October 17, 2018
For many of us, fresh bread—crispy and crusty on the outside, soft and fragrant on the inside—is one of life’s daily joys. But did you know that, even at the supermarket, there is a way to tell whether the loaf you are buying is fresh from the oven?
Take a closer look at the twist ties that keep each loaf tightly wrapped. According to an October 12 report by Prevention magazine, the color of each tie or plastic tab indicates on which day of the week the bread was baked.
This color-coding is not an urban legend or a trade secret, confirms the fact-checking website, Snopes. Bread is delivered to the supermarket each day, except Wednesday and Sunday—and the color-coded ties on the bags provide a quick visual reference to employees about when each loaf should be removed from the shelves.
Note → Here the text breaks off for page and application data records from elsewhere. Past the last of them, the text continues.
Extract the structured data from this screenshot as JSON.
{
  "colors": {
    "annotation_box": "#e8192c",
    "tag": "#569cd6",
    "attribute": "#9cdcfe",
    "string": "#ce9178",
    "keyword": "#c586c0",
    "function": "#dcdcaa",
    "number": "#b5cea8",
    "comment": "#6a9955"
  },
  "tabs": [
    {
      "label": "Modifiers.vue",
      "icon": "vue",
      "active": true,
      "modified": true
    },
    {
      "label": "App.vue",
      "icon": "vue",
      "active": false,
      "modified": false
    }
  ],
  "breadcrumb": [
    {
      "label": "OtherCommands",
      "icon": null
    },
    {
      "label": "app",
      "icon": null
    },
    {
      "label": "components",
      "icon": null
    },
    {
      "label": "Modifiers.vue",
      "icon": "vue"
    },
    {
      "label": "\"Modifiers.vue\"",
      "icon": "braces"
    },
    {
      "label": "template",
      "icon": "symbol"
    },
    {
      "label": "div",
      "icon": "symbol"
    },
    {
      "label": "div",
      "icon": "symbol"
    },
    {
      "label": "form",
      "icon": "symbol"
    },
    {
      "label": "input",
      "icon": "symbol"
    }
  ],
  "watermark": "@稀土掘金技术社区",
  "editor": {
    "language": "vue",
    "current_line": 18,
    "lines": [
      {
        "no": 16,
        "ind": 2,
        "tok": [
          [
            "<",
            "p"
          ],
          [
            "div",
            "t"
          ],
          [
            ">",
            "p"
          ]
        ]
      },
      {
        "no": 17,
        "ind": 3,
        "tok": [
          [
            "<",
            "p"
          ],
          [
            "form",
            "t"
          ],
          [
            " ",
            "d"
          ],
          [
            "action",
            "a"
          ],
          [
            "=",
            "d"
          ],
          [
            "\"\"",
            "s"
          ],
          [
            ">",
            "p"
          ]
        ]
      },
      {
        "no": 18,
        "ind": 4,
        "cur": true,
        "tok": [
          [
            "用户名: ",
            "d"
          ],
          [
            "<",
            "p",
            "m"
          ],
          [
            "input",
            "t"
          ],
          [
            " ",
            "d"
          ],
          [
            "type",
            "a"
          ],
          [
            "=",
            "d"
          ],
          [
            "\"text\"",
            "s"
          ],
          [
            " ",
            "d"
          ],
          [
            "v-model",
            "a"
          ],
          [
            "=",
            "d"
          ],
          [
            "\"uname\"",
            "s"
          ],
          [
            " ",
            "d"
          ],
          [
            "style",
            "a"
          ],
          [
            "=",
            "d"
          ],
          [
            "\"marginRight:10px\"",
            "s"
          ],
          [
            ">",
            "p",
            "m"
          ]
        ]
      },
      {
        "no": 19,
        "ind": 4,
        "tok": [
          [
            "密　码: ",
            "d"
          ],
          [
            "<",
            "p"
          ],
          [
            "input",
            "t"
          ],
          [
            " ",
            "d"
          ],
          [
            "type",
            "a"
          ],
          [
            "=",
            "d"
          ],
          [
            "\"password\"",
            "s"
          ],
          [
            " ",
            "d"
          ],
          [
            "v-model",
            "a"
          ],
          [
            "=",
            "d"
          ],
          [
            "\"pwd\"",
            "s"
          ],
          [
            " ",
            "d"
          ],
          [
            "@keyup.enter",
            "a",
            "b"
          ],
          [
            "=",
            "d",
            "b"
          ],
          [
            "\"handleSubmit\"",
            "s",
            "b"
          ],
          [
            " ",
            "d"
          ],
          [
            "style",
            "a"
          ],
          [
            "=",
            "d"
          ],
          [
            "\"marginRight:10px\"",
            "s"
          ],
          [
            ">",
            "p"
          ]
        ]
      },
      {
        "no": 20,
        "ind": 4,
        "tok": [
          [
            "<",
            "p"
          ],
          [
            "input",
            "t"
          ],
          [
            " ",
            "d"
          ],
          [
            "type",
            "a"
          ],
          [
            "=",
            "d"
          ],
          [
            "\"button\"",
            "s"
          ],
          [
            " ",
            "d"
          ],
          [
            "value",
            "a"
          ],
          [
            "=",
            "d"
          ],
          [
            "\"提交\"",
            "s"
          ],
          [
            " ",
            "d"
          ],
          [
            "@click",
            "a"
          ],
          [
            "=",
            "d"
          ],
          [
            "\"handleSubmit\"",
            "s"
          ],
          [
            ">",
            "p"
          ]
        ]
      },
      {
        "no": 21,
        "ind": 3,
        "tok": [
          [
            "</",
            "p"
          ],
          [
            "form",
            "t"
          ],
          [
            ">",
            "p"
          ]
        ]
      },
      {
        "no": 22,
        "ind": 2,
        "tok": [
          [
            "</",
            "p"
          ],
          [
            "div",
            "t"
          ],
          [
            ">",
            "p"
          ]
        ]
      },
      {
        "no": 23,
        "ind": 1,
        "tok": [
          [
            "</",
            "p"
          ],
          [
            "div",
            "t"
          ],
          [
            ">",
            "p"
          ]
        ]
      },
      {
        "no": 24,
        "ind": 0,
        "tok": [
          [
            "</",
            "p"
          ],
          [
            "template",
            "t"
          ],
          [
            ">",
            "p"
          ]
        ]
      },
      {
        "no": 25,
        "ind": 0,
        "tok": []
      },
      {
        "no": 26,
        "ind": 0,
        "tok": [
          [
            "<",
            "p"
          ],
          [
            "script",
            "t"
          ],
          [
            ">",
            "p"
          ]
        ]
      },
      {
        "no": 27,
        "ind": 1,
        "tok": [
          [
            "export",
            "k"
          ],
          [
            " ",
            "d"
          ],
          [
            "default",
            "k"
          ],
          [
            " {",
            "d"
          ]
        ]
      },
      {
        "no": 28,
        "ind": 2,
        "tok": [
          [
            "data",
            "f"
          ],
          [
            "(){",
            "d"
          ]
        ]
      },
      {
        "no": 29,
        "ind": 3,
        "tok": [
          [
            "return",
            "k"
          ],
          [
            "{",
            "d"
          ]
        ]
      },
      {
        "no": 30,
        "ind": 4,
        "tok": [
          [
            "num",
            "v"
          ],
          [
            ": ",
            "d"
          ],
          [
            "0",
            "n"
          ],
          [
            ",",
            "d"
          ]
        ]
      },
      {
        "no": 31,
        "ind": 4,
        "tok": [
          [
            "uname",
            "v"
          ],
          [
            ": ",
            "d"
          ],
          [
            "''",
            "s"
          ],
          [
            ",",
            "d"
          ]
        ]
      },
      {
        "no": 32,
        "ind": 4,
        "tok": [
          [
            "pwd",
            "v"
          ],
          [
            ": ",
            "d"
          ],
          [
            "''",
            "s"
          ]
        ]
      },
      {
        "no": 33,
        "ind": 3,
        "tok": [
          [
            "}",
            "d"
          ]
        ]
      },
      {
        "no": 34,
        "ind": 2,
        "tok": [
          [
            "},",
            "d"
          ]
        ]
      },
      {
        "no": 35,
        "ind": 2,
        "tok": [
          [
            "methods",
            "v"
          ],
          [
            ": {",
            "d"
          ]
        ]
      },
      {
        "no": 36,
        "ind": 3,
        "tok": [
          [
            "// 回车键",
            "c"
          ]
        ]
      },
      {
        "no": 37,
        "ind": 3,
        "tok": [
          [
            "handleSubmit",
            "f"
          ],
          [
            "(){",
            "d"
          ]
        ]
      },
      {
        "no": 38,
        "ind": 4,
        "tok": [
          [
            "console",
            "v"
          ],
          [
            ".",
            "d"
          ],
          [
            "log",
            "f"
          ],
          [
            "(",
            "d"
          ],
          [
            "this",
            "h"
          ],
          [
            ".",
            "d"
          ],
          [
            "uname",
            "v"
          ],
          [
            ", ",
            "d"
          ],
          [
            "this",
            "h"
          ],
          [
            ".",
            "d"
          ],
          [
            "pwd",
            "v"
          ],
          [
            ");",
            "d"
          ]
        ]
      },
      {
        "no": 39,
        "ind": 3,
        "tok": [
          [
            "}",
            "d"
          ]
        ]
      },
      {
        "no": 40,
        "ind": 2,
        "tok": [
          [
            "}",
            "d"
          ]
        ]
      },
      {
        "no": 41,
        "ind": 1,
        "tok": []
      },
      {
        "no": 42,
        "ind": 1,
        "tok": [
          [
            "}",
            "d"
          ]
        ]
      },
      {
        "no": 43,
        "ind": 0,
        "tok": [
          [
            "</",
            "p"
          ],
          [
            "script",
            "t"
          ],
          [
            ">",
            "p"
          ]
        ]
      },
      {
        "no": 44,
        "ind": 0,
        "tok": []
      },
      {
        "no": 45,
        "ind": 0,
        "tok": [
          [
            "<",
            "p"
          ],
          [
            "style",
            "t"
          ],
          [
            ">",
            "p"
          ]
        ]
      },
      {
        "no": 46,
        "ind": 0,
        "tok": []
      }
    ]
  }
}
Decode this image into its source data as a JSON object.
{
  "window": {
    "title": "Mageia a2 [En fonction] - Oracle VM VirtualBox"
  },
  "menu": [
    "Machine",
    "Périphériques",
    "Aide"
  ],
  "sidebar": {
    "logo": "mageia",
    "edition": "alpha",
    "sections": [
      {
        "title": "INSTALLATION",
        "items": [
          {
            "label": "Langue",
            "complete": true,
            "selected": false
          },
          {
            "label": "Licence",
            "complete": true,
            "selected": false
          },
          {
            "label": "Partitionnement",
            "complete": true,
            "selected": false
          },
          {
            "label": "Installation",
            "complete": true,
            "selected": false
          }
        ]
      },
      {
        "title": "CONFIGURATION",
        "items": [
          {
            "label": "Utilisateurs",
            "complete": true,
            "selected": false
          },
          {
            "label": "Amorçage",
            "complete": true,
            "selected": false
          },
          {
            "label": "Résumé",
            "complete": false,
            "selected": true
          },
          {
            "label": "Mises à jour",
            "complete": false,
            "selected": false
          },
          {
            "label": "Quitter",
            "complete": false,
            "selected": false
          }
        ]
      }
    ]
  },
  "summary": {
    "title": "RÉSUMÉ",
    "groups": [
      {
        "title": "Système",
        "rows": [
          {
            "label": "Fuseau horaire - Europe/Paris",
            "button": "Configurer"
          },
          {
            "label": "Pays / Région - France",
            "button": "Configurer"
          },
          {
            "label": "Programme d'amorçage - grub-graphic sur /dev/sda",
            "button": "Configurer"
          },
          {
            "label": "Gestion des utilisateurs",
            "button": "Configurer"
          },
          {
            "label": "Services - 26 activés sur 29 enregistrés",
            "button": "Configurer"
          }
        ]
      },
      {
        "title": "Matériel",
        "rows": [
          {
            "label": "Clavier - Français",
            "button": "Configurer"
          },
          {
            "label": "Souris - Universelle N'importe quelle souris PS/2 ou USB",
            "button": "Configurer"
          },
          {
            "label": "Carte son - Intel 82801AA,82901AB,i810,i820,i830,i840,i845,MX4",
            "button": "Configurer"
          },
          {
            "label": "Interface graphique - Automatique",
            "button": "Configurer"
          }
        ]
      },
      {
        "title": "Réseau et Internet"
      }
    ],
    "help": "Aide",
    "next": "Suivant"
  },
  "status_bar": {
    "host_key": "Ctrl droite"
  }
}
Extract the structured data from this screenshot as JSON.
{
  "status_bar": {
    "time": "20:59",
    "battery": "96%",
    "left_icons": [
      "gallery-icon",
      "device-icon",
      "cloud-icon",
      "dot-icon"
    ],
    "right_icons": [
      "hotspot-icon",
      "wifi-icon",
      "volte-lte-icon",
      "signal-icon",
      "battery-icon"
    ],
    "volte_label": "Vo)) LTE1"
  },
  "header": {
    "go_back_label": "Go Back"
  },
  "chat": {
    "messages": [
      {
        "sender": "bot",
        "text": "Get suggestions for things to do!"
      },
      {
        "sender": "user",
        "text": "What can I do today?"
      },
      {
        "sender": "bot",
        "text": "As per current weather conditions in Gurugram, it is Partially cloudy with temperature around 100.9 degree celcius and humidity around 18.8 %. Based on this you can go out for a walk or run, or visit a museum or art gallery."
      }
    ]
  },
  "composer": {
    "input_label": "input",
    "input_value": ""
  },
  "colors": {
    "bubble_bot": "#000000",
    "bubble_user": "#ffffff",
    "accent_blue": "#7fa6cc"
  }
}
The established color code is as follows:
- Mondays: blue,
- Tuesdays: green,
- Thursdays: red,
- Fridays: white, and
- Saturdays: yellow.
Overall, this system will work for you. Ideally, you want to choose a loaf that was delivered on the same day you’re shopping, and on Wednesdays and Sundays, opt for a loaf delivered the day before.
Snopes warns, “By the by, some of these tags actually do have [best by] dates printed on them, and in those cases the date does represent the date the bread is to be removed from the store; not the date it was baked on.”
In addition, there is one caveat: Not all groceries and supermarkets apply this color system to every loaf at the store. Since there is no industry standard, some bread makers may choose to use their own unique color systems—or they may not color-code their twist ties at all. Snopes points out that, if you have a preferred bread brand, you can always contact the manufacturer and ask whether they use any color-coded system indicating their delivery schedule.
It’s also worth noting that most stores won’t keep bread on the shelves for more than two days, which isn’t enough to make a real difference in the freshness of the bread. The color-coded twist ties help the store employees quickly identify which loaves to swap with fresher bread, so there’s constant turnover in the bread available to buy.
At the very least, you’re never going to buy a stale loaf of bread. But if you notice many different colored twist ties among the bread at your grocery store, you may want to inquire what kind of tag system they use—or switch supermarkets.
Research contact: @Snopes